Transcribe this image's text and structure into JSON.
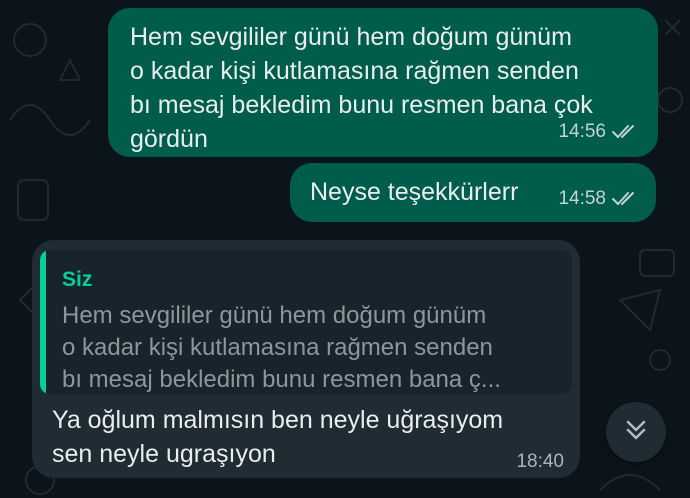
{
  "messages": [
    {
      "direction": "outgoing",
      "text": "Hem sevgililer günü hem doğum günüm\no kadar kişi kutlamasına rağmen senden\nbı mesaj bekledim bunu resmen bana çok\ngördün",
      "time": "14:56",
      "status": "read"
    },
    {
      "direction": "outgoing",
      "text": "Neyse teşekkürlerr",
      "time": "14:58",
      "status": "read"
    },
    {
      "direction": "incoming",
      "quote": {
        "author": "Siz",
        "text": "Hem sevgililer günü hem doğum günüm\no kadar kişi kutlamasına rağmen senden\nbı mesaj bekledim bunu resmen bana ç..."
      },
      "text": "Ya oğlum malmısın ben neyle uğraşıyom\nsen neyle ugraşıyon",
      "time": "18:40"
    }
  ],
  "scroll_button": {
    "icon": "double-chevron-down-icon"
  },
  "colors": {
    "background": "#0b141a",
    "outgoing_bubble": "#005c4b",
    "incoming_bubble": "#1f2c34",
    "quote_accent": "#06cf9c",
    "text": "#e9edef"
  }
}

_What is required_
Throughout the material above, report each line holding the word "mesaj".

_Result_
      "text": "Hem sevgililer günü hem doğum günüm\no kadar kişi kutlamasına rağmen senden\nbı mesaj bekledim bunu resmen bana çok\ngördün",
        "text": "Hem sevgililer günü hem doğum günüm\no kadar kişi kutlamasına rağmen senden\nbı mesaj bekledim bunu resmen bana ç..."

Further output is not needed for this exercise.